I began by researching the recipe and looking for alternate ingredients.  I found the original recipe, in grams, so proceeded from there.  Not having dry cider, I substituted champagne.  It’s been in the refrigerator for quite a while, so I figured this was a good use for it.  (Don’t judge me – my alcohol supply has been known to last for decades.  Good thing it doesn’t spoil.)   And, while I should probably invest in some calvados, knowing it will last a life time, I substituted boiled cider.

Instead of the overnight proofing of the polish, I did the four-hour version.  I did, however, run out of time in between the first and second proofing for the dough, so I did put in the fridge for an overnighter.    All was well in the morning.  I had also set the cooked apples aside overnight.  They were reluctant to be incorporated into the dough, so situated themselves along the edges of the loaf.  Pockets of apples.

The dough rose enough, and had great oven spring.  It actually turned out fine; definitely one of a kind.

Head over to Kelly’s blog to get the recipe and see how beautiful her bread is.  Also, check out the efforts of the other Babes.  


Monday, September 16, 2019

Interactive Bread

Or, pull-apart bread, if you will.  Interactive bread is much more fun to say and do.

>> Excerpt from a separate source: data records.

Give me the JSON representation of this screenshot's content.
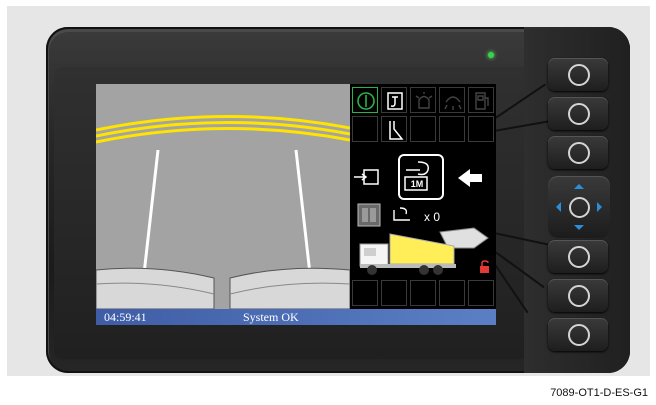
{
  "screen": {
    "status_bar": {
      "time": "04:59:41",
      "status": "System OK"
    },
    "hopper_count": "x 0",
    "hopper_size_label": "1M"
  },
  "hardware": {
    "buttons": [
      "circle-button",
      "circle-button",
      "circle-button",
      "circle-button",
      "circle-button",
      "circle-button"
    ],
    "nav_pad": "arrow-navigation-pad"
  },
  "colors": {
    "active_icon_border": "#2bb24a",
    "status_bar": "#4a6bb5",
    "lane_yellow": "#ffe400",
    "lock_red": "#e53935",
    "led_green": "#39d24a"
  },
  "caption": "7089-OT1-D-ES-G1"
}
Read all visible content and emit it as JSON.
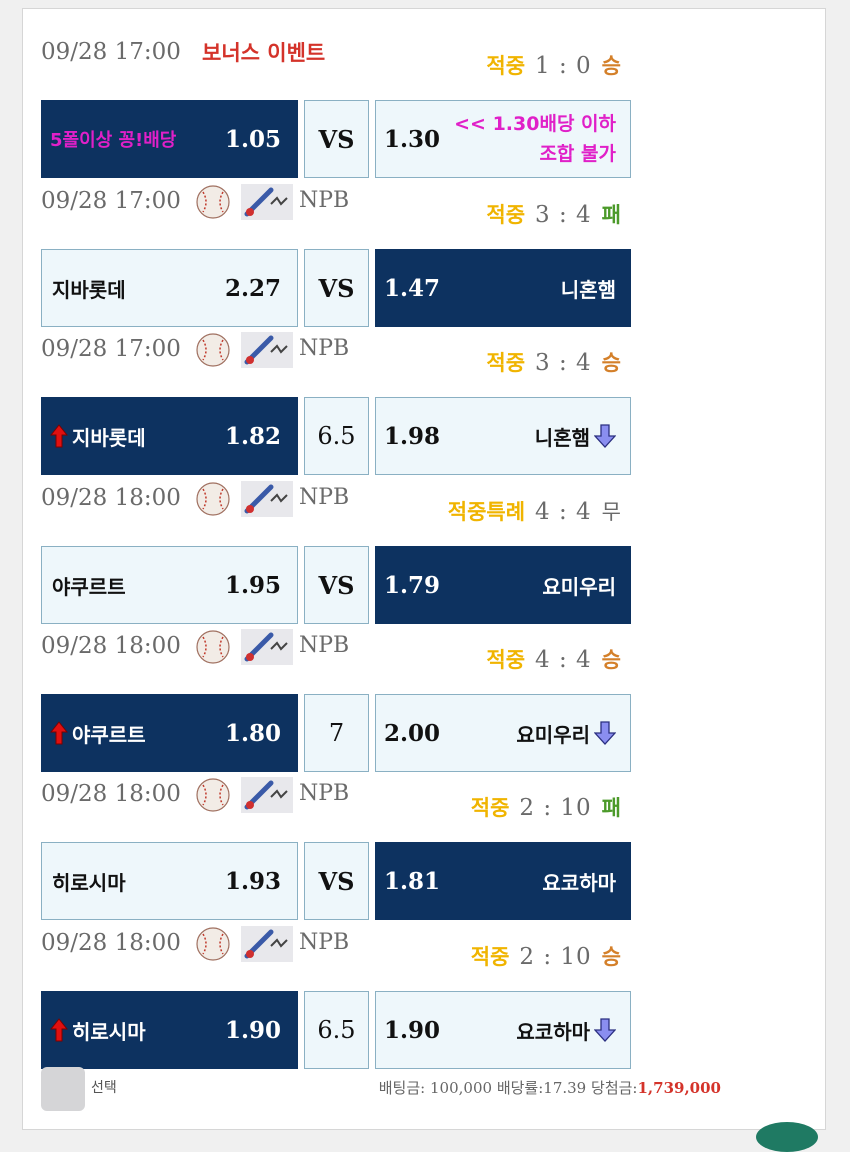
{
  "colors": {
    "win": "#d4802a",
    "lose": "#4c9a2a",
    "draw": "#6a6a6a",
    "hit_label": "#f0b400",
    "dark_cell": "#0d3260",
    "light_cell": "#eef7fb",
    "promo": "#e020c8",
    "event": "#d4332a"
  },
  "games": [
    {
      "datetime": "09/28 17:00",
      "event_label": "보너스 이벤트",
      "league": "",
      "result_label": "적중",
      "score": "1 : 0",
      "outcome": "승",
      "outcome_type": "win",
      "home": {
        "name": "5폴이상 꽁!배당",
        "odd": "1.05",
        "selected": true,
        "arrow": false,
        "promo": true
      },
      "middle": "VS",
      "away": {
        "name": "<< 1.30배당 이하 조합 불가",
        "name_line1": "<< 1.30배당 이하",
        "name_line2": "조합 불가",
        "odd": "1.30",
        "selected": false,
        "arrow": false,
        "promo": true
      }
    },
    {
      "datetime": "09/28 17:00",
      "league": "NPB",
      "league_icons": [
        "baseball-icon",
        "bat-icon"
      ],
      "result_label": "적중",
      "score": "3 : 4",
      "outcome": "패",
      "outcome_type": "lose",
      "home": {
        "name": "지바롯데",
        "odd": "2.27",
        "selected": false,
        "arrow": false
      },
      "middle": "VS",
      "away": {
        "name": "니혼햄",
        "odd": "1.47",
        "selected": true,
        "arrow": false
      }
    },
    {
      "datetime": "09/28 17:00",
      "league": "NPB",
      "league_icons": [
        "baseball-icon",
        "bat-icon"
      ],
      "result_label": "적중",
      "score": "3 : 4",
      "outcome": "승",
      "outcome_type": "win",
      "home": {
        "name": "지바롯데",
        "odd": "1.82",
        "selected": true,
        "arrow": true
      },
      "middle": "6.5",
      "away": {
        "name": "니혼햄",
        "odd": "1.98",
        "selected": false,
        "arrow": true
      }
    },
    {
      "datetime": "09/28 18:00",
      "league": "NPB",
      "league_icons": [
        "baseball-icon",
        "bat-icon"
      ],
      "result_label": "적중특례",
      "score": "4 : 4",
      "outcome": "무",
      "outcome_type": "draw",
      "home": {
        "name": "야쿠르트",
        "odd": "1.95",
        "selected": false,
        "arrow": false
      },
      "middle": "VS",
      "away": {
        "name": "요미우리",
        "odd": "1.79",
        "selected": true,
        "arrow": false
      }
    },
    {
      "datetime": "09/28 18:00",
      "league": "NPB",
      "league_icons": [
        "baseball-icon",
        "bat-icon"
      ],
      "result_label": "적중",
      "score": "4 : 4",
      "outcome": "승",
      "outcome_type": "win",
      "home": {
        "name": "야쿠르트",
        "odd": "1.80",
        "selected": true,
        "arrow": true
      },
      "middle": "7",
      "away": {
        "name": "요미우리",
        "odd": "2.00",
        "selected": false,
        "arrow": true
      }
    },
    {
      "datetime": "09/28 18:00",
      "league": "NPB",
      "league_icons": [
        "baseball-icon",
        "bat-icon"
      ],
      "result_label": "적중",
      "score": "2 : 10",
      "outcome": "패",
      "outcome_type": "lose",
      "home": {
        "name": "히로시마",
        "odd": "1.93",
        "selected": false,
        "arrow": false
      },
      "middle": "VS",
      "away": {
        "name": "요코하마",
        "odd": "1.81",
        "selected": true,
        "arrow": false
      }
    },
    {
      "datetime": "09/28 18:00",
      "league": "NPB",
      "league_icons": [
        "baseball-icon",
        "bat-icon"
      ],
      "result_label": "적중",
      "score": "2 : 10",
      "outcome": "승",
      "outcome_type": "win",
      "home": {
        "name": "히로시마",
        "odd": "1.90",
        "selected": true,
        "arrow": true
      },
      "middle": "6.5",
      "away": {
        "name": "요코하마",
        "odd": "1.90",
        "selected": false,
        "arrow": true
      }
    }
  ],
  "footer": {
    "select_label": "선택",
    "bet_amount_label": "배팅금:",
    "bet_amount": "100,000",
    "odds_label": "배당률:",
    "odds": "17.39",
    "winnings_label": "당첨금:",
    "winnings": "1,739,000"
  }
}
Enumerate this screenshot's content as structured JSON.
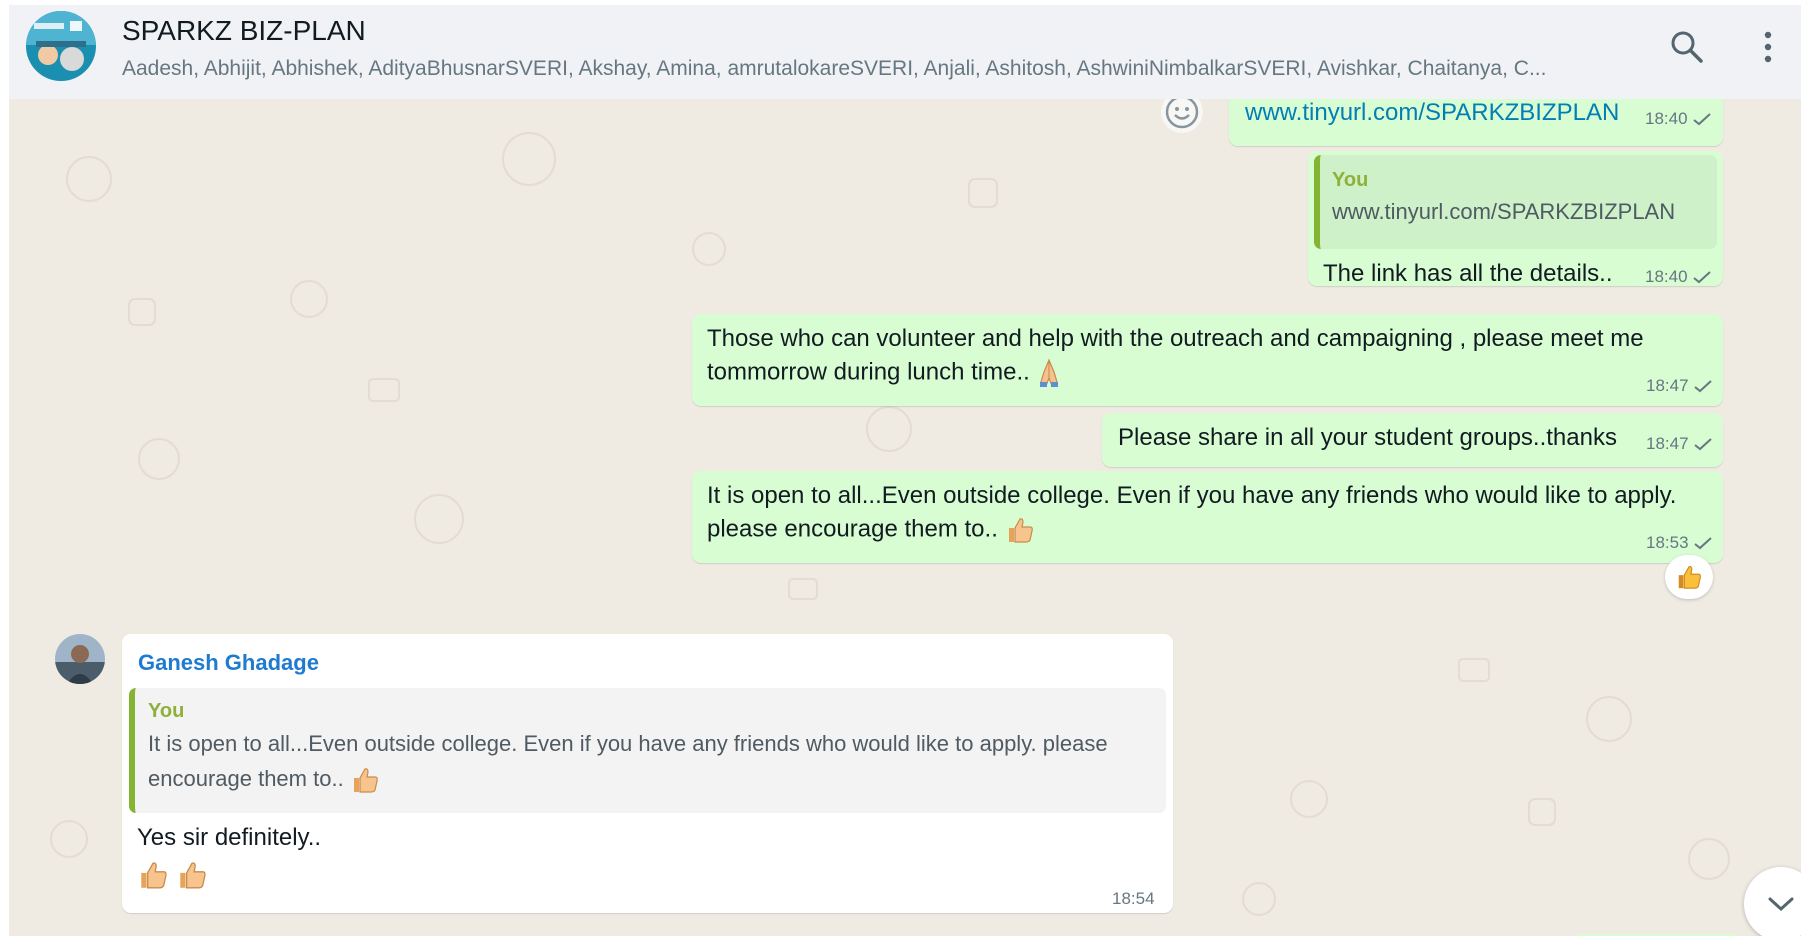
{
  "header": {
    "title": "SPARKZ BIZ-PLAN",
    "members": "Aadesh, Abhijit, Abhishek, AdityaBhusnarSVERI, Akshay, Amina, amrutalokareSVERI, Anjali, Ashitosh, AshwiniNimbalkarSVERI, Avishkar, Chaitanya, C...",
    "icons": [
      "search-icon",
      "more-vertical-icon"
    ]
  },
  "messages": {
    "m1": {
      "text": "www.tinyurl.com/SPARKZBIZPLAN",
      "time": "18:40"
    },
    "m2": {
      "quote_author": "You",
      "quote_text": "www.tinyurl.com/SPARKZBIZPLAN",
      "text": "The link has all the details..",
      "time": "18:40"
    },
    "m3": {
      "line1": "Those who can volunteer and help with the outreach and campaigning , please meet me",
      "line2": "tommorrow during lunch time..",
      "emoji": "folded-hands",
      "time": "18:47"
    },
    "m4": {
      "text": "Please share in all your student groups..thanks",
      "time": "18:47"
    },
    "m5": {
      "line1": "It is open to all...Even outside college. Even if you have any friends who would like to apply.",
      "line2": "please encourage them to..",
      "emoji": "thumbs-up",
      "time": "18:53",
      "reaction": "thumbs-up"
    },
    "m6": {
      "sender": "Ganesh Ghadage",
      "quote_author": "You",
      "quote_line1": "It is open to all...Even outside college. Even if you have any friends who would like to apply. please",
      "quote_line2": "encourage them to..",
      "text": "Yes sir definitely..",
      "emojis": [
        "thumbs-up",
        "thumbs-up"
      ],
      "time": "18:54"
    }
  },
  "colors": {
    "outgoing_bubble": "#d9fdd3",
    "incoming_bubble": "#ffffff",
    "chat_background": "#efeae2",
    "link": "#027eb5",
    "sender_name": "#1f7bcf",
    "quote_accent": "#84b431"
  }
}
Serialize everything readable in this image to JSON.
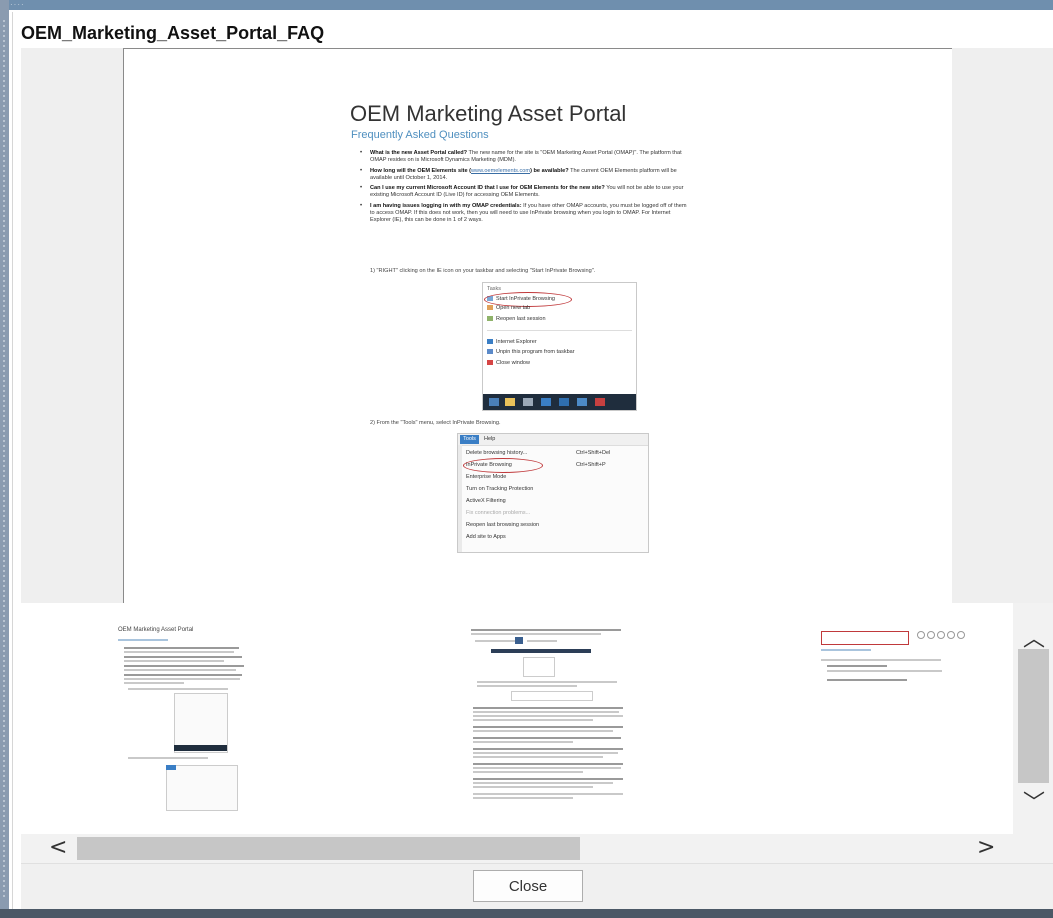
{
  "dialog": {
    "title": "OEM_Marketing_Asset_Portal_FAQ",
    "close_label": "Close"
  },
  "document": {
    "title": "OEM Marketing Asset Portal",
    "subtitle": "Frequently Asked Questions",
    "faq": [
      {
        "question": "What is the new Asset Portal called?",
        "answer": "The new name for the site is \"OEM Marketing Asset Portal (OMAP)\". The platform that OMAP resides on is Microsoft Dynamics Marketing (MDM)."
      },
      {
        "question_pre": "How long will the OEM Elements site (",
        "link": "www.oemelements.com",
        "question_post": ") be available?",
        "answer": "The current OEM Elements platform will be available until October 1, 2014."
      },
      {
        "question": "Can I use my current Microsoft Account ID that I use for OEM Elements for the new site?",
        "answer": "You will not be able to use your existing Microsoft Account ID (Live ID) for accessing OEM Elements."
      },
      {
        "question": "I am having issues logging in with my OMAP credentials:",
        "answer": "If you have other OMAP accounts, you must be logged off of them to access OMAP. If this does not work, then you will need to use InPrivate browsing when you login to OMAP. For Internet Explorer (IE), this can be done in 1 of 2 ways."
      }
    ],
    "steps": [
      "1)   \"RIGHT\" clicking on the IE icon on your taskbar and selecting \"Start InPrivate Browsing\".",
      "2)   From the \"Tools\" menu, select InPrivate Browsing."
    ],
    "jump_list": {
      "header": "Tasks",
      "items": [
        "Start InPrivate Browsing",
        "Open new tab",
        "Reopen last session"
      ],
      "items2": [
        "Internet Explorer",
        "Unpin this program from taskbar",
        "Close window"
      ]
    },
    "tools_menu": {
      "tab_active": "Tools",
      "tab_other": "Help",
      "items": [
        {
          "label": "Delete browsing history...",
          "shortcut": "Ctrl+Shift+Del"
        },
        {
          "label": "InPrivate Browsing",
          "shortcut": "Ctrl+Shift+P"
        },
        {
          "label": "Enterprise Mode",
          "shortcut": ""
        },
        {
          "label": "Turn on Tracking Protection",
          "shortcut": ""
        },
        {
          "label": "ActiveX Filtering",
          "shortcut": ""
        },
        {
          "label": "Fix connection problems...",
          "shortcut": ""
        },
        {
          "label": "Reopen last browsing session",
          "shortcut": ""
        },
        {
          "label": "Add site to Apps",
          "shortcut": ""
        }
      ]
    }
  },
  "thumbnails": {
    "page1_title": "OEM Marketing Asset Portal"
  },
  "icons": {
    "scroll_up": "chevron-up-icon",
    "scroll_down": "chevron-down-icon",
    "scroll_left": "chevron-left-icon",
    "scroll_right": "chevron-right-icon"
  },
  "glyphs": {
    "up": "︿",
    "down": "﹀",
    "left": "<",
    "right": ">"
  }
}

This month’s recipe was provided by Kitchen of the Month, Elizabeth, from Blog from Our Kitchen.   

While the original recipe called for wild sourdough starter, I was, sadly, unable to comply.  The starter that began in March met its untimely end in early August with an attack of the pink funkiness.   Care and feeding of a new batch just didn’t seem economically feasible for just one or two tablespoons, so I opted for a yeast-based version that I found on the King Arthur Flour website. 

I also steered away from cutting out circles, in the interest of time (which is precious little lately), and did a strip and stack method.

Overall, I’m pleased with the outcome.  I’ve been wanting to make this style of bread for quite a while now, so I didn’t want to pass up the chance.  A very minor issue occurred when I took the bread out of the pans:  the loaf began falling apart, section by section.  That didn’t affect the taste, of course, which is delicious.

If you’re looking for a fun bread to make, please give this a try.  You can find Elizabeth’s recipe on her website, or use the same one I did from KAF.  Either way, it will be delicious.

Stop by the other Babes' websites to see what they did.